TASK PROMPT ->
Please copy each line below that contains the string "player".

-=-=-

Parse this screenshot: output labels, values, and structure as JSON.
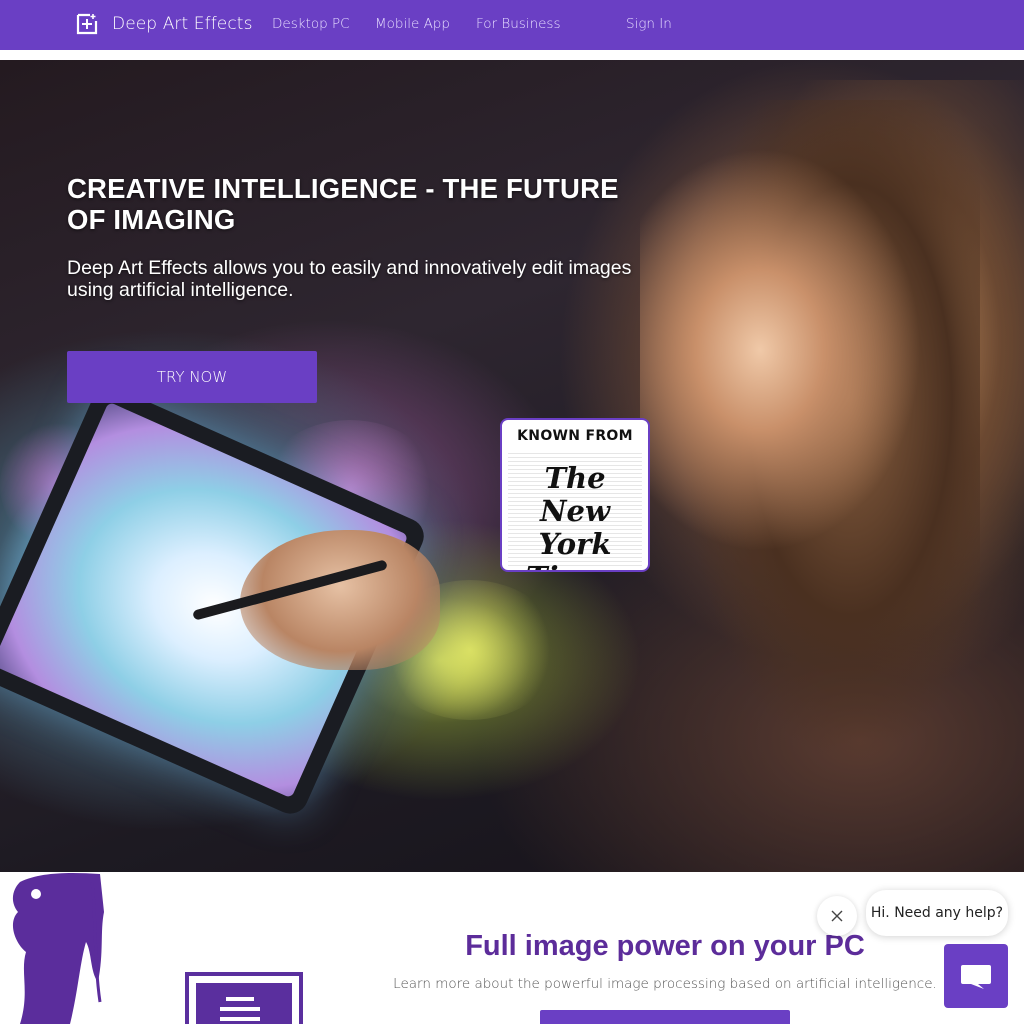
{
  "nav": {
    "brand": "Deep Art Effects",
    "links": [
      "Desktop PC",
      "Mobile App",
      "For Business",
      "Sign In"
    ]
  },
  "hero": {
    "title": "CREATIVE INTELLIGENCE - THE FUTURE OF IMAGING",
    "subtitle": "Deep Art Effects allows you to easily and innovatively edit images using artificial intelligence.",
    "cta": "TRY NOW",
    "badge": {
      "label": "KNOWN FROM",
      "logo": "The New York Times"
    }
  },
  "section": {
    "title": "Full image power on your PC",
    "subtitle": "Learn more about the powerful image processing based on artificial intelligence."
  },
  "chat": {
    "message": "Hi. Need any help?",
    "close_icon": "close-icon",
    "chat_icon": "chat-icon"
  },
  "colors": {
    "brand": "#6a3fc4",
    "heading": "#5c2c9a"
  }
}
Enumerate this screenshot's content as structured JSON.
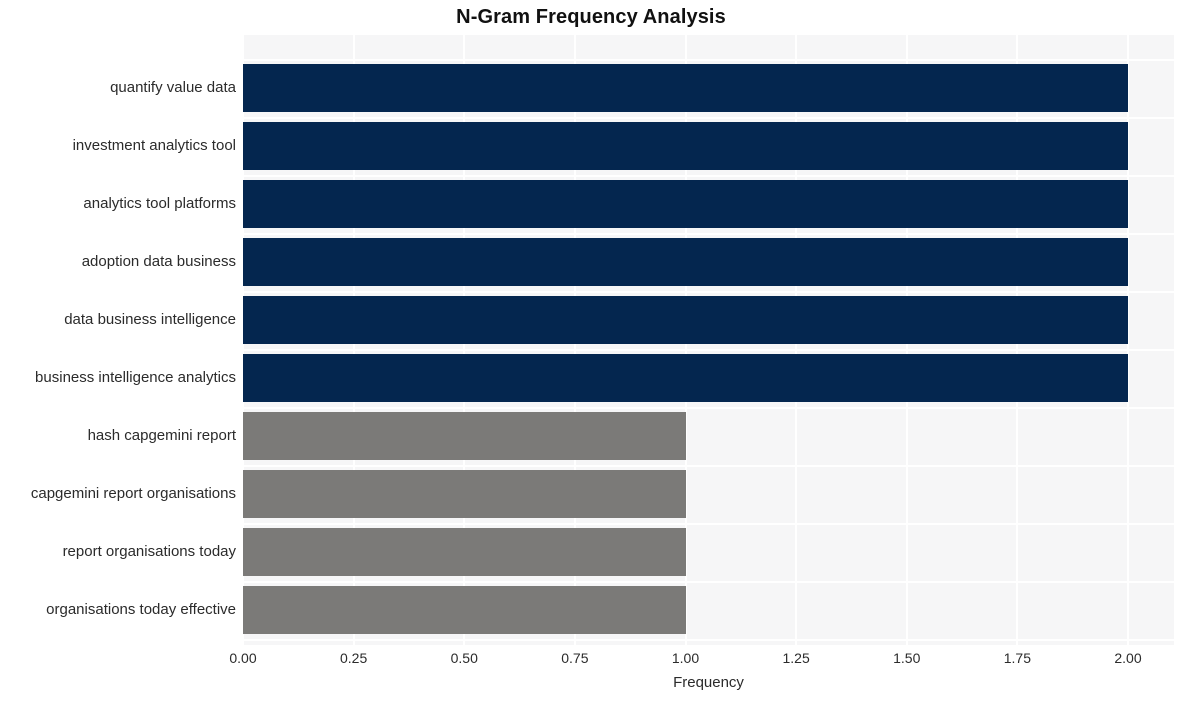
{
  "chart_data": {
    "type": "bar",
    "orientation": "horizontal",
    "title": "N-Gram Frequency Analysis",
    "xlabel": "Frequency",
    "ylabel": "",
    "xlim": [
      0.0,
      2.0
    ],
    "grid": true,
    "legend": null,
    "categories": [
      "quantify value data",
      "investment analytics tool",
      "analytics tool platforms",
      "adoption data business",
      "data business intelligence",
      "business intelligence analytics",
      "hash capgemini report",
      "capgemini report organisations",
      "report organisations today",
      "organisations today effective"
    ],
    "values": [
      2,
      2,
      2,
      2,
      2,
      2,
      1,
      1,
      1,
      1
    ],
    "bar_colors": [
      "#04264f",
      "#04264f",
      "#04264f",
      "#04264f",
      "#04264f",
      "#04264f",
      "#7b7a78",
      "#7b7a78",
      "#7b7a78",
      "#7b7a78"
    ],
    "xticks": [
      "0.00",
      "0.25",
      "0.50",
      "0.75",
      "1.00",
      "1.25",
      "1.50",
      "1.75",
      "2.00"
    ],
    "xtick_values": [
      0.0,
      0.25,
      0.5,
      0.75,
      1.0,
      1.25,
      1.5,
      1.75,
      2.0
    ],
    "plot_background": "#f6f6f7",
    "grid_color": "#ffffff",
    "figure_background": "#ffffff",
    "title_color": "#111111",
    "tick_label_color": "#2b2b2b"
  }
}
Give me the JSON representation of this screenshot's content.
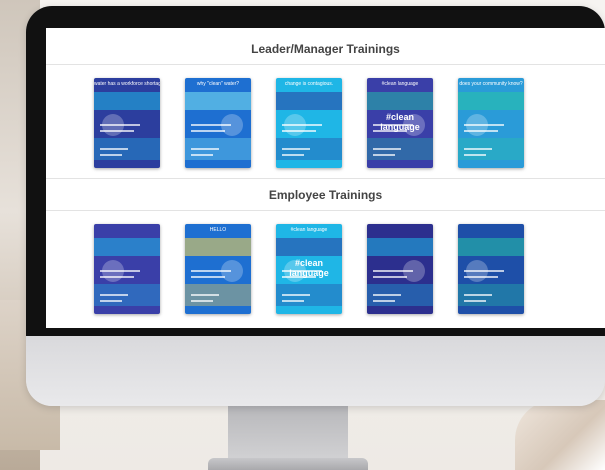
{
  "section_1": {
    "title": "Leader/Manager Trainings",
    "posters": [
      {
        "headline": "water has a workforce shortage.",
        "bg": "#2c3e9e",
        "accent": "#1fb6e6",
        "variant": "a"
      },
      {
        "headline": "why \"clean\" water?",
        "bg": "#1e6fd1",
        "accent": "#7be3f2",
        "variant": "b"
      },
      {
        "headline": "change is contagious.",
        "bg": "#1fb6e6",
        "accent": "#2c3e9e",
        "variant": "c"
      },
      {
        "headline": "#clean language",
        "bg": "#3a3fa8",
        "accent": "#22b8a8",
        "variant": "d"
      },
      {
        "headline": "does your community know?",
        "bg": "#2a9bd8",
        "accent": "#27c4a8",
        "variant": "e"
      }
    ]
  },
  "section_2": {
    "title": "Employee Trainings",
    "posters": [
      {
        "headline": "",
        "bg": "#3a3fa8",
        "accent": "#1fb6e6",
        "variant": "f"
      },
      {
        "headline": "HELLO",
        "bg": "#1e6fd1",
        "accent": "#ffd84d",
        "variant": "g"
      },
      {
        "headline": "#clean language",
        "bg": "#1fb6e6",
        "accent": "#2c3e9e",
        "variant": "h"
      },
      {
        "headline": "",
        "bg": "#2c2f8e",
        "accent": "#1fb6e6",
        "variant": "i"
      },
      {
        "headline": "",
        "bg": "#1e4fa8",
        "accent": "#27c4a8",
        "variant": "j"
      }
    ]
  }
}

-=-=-

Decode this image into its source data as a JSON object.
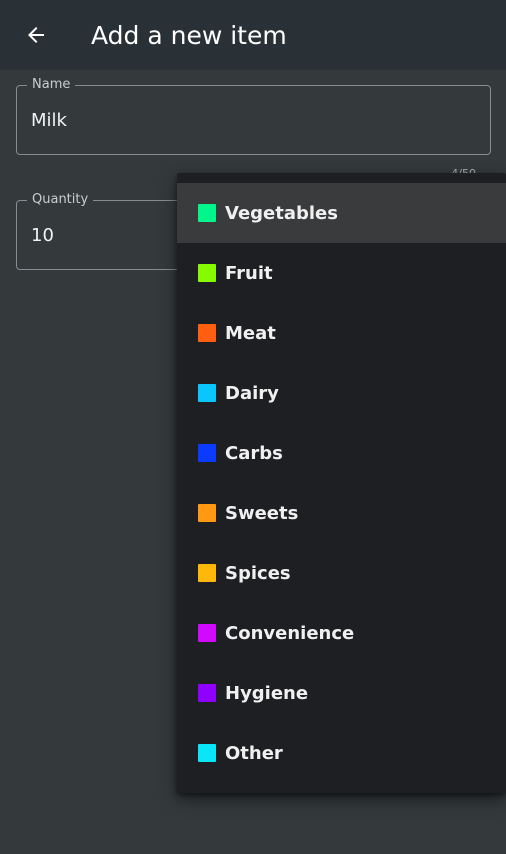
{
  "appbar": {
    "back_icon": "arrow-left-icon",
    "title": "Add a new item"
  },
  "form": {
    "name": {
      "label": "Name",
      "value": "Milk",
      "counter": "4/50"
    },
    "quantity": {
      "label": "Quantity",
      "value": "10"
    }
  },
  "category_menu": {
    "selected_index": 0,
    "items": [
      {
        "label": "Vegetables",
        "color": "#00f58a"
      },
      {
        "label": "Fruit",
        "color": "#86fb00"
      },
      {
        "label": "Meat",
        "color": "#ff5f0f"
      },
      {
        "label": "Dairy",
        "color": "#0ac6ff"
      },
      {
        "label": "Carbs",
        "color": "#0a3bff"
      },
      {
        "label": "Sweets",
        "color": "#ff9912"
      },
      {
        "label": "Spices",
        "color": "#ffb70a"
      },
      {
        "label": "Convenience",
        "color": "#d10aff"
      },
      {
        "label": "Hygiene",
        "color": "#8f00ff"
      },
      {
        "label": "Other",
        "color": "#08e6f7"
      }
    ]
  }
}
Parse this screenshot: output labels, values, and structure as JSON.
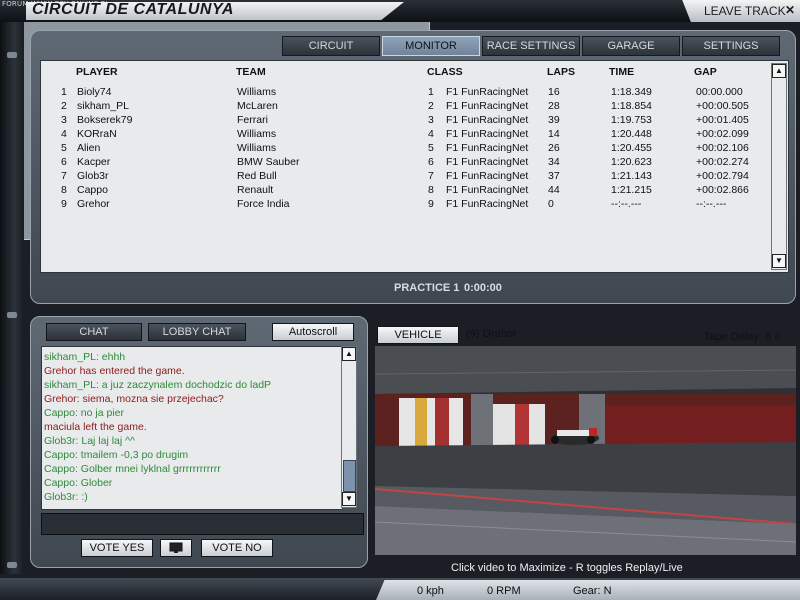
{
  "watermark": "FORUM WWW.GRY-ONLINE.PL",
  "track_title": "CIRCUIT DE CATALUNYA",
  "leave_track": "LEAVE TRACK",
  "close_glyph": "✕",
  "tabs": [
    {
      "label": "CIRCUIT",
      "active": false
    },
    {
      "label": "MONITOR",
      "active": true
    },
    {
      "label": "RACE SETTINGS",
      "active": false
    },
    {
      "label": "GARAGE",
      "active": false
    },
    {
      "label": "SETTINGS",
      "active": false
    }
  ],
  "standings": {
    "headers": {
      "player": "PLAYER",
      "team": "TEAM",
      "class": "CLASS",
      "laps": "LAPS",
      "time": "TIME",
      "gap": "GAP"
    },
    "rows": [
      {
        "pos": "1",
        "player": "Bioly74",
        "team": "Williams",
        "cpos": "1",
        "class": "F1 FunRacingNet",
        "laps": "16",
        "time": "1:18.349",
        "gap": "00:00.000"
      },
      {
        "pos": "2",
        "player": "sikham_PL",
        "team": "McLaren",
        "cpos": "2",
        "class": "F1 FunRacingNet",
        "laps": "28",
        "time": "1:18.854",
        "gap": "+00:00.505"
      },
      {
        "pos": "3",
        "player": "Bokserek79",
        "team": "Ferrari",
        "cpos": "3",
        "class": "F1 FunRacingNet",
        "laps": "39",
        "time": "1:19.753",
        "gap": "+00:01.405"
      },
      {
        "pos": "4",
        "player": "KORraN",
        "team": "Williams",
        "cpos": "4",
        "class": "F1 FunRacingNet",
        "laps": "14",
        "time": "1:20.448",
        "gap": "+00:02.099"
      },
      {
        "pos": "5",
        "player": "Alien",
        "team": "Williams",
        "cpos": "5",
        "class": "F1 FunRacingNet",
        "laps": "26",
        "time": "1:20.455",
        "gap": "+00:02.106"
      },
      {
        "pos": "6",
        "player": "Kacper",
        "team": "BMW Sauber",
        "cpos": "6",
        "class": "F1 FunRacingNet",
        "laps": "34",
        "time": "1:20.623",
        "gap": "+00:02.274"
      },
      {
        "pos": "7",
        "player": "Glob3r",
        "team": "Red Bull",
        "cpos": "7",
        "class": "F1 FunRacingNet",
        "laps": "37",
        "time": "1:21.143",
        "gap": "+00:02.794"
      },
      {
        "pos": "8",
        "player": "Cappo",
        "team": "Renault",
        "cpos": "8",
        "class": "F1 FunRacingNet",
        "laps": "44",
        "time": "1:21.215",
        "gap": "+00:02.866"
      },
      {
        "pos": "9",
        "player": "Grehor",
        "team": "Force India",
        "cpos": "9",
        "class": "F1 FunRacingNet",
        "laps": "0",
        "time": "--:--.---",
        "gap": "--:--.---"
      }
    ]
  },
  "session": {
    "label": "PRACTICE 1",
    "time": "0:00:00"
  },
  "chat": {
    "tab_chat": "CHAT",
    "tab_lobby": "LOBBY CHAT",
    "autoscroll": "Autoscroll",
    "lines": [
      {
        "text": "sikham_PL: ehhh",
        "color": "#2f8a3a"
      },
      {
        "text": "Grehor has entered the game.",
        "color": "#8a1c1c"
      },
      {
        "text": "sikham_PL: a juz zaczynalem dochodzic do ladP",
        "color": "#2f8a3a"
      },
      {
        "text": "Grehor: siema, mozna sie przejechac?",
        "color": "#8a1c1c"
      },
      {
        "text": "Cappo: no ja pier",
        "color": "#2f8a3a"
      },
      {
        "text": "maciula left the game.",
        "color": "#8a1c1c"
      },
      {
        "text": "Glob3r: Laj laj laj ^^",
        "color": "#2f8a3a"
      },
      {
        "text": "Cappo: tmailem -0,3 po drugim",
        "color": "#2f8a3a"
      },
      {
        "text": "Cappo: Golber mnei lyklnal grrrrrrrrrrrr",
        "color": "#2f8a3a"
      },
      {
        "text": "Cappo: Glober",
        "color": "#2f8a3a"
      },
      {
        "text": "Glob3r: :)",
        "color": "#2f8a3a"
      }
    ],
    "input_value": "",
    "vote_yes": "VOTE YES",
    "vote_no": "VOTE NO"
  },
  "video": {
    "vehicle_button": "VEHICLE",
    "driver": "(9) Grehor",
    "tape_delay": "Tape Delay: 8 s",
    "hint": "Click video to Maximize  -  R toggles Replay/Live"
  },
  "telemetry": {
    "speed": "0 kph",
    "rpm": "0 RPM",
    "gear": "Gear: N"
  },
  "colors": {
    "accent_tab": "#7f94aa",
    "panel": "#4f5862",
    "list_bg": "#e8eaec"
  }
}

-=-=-

OUTPUT BELOW ->
      "player": "PLAYER",
        "player": "Bioly74",
        "player": "sikham_PL",
        "player": "Bokserek79",
        "player": "KORraN",
        "player": "Alien",
        "player": "Kacper",
        "player": "Glob3r",
        "player": "Cappo",
        "player": "Grehor",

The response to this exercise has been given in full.